── Available data ──

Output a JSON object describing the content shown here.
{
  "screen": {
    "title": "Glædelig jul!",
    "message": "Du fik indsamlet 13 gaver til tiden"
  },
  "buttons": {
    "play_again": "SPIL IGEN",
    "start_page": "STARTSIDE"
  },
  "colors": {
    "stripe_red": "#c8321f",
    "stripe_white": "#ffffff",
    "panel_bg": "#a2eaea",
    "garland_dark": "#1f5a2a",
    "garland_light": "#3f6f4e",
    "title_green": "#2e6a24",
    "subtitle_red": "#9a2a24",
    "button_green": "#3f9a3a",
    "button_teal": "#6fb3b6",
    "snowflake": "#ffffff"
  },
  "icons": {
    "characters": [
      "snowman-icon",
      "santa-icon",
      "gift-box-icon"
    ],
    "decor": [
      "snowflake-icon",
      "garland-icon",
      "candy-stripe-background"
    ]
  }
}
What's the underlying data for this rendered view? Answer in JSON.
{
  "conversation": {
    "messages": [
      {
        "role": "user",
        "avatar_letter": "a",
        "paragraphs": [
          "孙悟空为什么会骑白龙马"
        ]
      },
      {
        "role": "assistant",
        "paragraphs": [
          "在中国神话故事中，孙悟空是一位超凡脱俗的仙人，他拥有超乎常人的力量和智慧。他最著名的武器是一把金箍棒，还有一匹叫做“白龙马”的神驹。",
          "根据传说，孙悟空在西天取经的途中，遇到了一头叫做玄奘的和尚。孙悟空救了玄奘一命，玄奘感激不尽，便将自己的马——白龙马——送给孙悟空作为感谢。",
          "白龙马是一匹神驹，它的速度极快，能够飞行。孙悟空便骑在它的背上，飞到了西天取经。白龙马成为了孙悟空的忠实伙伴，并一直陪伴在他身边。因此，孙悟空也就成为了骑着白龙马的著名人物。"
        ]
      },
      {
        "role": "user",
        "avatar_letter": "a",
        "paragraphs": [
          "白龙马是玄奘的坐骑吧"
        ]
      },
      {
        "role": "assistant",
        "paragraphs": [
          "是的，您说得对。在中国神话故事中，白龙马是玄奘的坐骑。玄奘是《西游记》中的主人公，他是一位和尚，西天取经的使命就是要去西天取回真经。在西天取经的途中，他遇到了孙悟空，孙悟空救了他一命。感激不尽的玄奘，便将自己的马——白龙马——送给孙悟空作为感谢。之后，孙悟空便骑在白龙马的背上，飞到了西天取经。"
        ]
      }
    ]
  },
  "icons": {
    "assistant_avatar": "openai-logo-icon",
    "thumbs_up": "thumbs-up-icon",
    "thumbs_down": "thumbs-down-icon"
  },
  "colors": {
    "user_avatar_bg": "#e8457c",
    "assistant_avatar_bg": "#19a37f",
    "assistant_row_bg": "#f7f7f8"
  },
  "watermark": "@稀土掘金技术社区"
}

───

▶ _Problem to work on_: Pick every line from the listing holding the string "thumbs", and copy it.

▶ _Problem solution_:
    "thumbs_up": "thumbs-up-icon",
    "thumbs_down": "thumbs-down-icon"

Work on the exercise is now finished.